Martyn Ware to make music from crowd-sourced coastal sounds

Martyn Ware wants your seaside sounds.
Martyn Ware wants your seaside sounds.

We've officially just had the hottest day ever (probably), which means that you might be thinking about heading to the beach. And if you do decide to be beside the seaside, make sure you take your field recorder or smartphone with you, as you could use it to take part in a new project that aims to create a 'coastal soundmap' of the UK.

The National Trust, National Trust for Scotland and the British Library are asking people to take part in their Sounds of our Shores project by recording sounds at the coast and uploading them to an audioBoom page. These will then appear on a map, which will be hosted on the British Library website and added to its Sound Archive for future generations to enjoy.

What's more, electronic music titan Martyn Ware has confirmed that he'll be making a piece of music using sounds submitted to the project. This will be released in February 2016.

"Emotionally deep"
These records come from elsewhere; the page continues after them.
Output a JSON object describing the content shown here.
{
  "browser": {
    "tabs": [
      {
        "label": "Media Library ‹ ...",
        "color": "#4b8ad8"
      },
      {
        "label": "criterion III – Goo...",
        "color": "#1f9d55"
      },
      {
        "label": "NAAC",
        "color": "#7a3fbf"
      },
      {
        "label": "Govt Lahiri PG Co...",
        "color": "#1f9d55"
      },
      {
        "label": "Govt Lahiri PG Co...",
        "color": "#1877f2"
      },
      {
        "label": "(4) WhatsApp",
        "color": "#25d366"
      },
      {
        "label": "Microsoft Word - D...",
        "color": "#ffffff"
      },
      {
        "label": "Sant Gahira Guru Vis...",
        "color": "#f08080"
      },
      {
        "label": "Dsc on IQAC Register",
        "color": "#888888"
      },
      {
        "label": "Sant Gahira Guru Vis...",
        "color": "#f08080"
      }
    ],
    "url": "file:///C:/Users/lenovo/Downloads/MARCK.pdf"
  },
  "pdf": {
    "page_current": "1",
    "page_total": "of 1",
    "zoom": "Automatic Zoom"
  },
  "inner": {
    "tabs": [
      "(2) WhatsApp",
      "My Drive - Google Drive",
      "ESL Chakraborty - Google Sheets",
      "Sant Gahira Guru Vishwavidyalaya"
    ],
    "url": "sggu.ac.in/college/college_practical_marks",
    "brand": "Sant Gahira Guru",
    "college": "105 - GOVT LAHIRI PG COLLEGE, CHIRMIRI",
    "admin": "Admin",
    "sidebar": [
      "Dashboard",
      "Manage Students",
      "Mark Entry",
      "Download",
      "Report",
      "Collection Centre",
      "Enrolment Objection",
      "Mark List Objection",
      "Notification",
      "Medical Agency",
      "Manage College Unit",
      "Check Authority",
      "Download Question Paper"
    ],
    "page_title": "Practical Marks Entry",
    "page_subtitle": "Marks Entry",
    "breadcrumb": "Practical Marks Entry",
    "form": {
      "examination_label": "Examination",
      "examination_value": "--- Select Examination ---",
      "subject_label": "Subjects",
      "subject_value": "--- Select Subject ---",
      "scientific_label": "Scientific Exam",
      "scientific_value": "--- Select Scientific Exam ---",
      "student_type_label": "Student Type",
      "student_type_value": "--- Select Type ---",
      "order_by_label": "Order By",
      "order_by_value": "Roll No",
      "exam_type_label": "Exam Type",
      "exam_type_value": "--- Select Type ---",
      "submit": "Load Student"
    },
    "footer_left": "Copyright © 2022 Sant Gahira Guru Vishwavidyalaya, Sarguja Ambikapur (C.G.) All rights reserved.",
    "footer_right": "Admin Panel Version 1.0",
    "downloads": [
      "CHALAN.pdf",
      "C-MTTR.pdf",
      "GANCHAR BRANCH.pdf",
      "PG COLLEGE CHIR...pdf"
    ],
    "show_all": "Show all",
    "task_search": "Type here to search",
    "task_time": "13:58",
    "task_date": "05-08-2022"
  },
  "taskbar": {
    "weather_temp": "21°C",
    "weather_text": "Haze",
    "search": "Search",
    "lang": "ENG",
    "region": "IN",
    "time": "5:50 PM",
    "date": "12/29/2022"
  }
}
The Human League and Heaven 17 founding member said: "I've had a deep connection with the coast all of my life. As a kid growing up in Sheffield we'd go on family holidays to Scarborough or Skegness; I can still remember the sounds that filled our days at the seaside.

"There is something emotionally deep about our connection with the coast which has shaped our identity. That is what is so exciting about this new commission and I want to capture the sensory nature of the coastline, reflecting the diversity and beauty of the sounds of our shores."
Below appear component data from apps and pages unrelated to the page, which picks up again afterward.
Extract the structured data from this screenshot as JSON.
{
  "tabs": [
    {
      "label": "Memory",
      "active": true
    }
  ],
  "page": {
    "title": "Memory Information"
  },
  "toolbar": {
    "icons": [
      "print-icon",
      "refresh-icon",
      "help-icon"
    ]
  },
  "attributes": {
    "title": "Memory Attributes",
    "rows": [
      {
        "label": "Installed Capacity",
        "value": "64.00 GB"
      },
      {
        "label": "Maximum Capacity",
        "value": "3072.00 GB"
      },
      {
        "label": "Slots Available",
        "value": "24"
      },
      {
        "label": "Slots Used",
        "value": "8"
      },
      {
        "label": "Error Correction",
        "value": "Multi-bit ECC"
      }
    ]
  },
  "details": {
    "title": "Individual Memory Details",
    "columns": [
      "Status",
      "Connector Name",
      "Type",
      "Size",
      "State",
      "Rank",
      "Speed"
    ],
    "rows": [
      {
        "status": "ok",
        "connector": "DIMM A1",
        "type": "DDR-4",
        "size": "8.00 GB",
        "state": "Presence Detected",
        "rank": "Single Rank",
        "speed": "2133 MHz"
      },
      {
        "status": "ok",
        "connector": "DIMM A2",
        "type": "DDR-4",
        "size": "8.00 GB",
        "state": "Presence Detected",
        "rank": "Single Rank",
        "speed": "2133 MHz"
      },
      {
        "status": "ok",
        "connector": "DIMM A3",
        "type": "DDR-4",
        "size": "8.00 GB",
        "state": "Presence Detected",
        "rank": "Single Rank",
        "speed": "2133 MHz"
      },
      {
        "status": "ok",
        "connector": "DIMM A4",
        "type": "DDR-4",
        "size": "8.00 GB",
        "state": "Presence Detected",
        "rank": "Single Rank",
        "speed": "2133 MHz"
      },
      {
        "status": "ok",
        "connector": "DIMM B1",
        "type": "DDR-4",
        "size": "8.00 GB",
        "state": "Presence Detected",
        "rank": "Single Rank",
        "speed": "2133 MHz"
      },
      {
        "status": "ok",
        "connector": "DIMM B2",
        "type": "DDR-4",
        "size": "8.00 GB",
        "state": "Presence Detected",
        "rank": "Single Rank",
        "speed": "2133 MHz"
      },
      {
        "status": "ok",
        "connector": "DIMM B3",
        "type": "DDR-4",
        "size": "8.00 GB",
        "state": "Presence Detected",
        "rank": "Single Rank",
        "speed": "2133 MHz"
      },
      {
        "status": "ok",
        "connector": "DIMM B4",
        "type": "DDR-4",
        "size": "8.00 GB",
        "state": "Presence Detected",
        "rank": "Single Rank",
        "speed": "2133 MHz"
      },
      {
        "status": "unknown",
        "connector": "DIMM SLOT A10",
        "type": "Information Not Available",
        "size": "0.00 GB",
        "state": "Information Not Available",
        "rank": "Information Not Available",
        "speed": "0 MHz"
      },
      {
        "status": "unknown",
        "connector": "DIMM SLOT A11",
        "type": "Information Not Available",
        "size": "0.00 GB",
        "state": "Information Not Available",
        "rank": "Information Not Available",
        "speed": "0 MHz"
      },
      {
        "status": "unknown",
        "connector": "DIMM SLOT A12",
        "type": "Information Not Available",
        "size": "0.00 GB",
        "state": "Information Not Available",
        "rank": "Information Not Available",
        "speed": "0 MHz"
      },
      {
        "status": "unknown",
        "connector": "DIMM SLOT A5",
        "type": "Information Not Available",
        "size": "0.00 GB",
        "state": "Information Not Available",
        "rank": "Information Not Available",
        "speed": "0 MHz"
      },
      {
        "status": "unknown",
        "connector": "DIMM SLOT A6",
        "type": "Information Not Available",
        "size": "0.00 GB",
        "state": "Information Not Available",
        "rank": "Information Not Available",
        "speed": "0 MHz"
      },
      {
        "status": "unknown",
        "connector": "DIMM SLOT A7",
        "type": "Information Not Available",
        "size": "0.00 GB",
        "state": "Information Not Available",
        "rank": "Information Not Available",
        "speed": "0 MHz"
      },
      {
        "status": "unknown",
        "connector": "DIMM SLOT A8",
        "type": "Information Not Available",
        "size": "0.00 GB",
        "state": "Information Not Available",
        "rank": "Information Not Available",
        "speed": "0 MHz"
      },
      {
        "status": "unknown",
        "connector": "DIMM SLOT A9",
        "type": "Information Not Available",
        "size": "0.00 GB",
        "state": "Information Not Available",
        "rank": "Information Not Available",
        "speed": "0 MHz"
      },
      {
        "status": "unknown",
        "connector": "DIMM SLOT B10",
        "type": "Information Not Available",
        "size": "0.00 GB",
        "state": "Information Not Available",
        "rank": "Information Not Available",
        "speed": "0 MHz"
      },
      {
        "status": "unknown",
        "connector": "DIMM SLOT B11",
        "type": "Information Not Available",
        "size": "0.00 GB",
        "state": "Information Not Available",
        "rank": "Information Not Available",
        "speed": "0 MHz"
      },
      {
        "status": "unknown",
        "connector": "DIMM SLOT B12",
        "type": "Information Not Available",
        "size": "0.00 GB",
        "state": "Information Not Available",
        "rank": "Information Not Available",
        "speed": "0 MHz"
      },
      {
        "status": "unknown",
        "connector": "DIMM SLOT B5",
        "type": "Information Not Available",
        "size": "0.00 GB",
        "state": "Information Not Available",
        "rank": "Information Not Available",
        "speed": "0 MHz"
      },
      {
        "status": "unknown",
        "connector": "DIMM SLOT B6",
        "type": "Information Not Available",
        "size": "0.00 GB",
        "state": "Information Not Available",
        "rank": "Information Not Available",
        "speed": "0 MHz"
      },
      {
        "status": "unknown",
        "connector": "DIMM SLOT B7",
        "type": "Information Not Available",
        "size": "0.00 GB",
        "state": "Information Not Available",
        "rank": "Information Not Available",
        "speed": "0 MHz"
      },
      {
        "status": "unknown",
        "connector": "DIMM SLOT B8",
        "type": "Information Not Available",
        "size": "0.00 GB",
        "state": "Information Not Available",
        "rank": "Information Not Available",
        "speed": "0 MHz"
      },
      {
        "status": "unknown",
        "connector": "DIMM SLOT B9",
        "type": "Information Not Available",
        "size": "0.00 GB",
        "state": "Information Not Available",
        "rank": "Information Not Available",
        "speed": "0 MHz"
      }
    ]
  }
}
The project runs until 21 September, so you've got plenty of time to make your recording - whether that be of waves breaking on rocks or a child having a tantrum as a parent attempts to apply suncream - and upload it. Sounds can be of up to five minutes in length and be accompanied by words and images.

Find out more about Sounds of our Shores on the National Trust website.

Ben Rogerson

I’m the Deputy Editor of MusicRadar, having worked on the site since its launch in 2007. I previously spent eight years working on our sister magazine, Computer Music. I’ve been playing the piano, gigging in bands and failing to finish tracks at home for more than 30 years, 24 of which I’ve also spent writing about music and the ever-changing technology used to make it.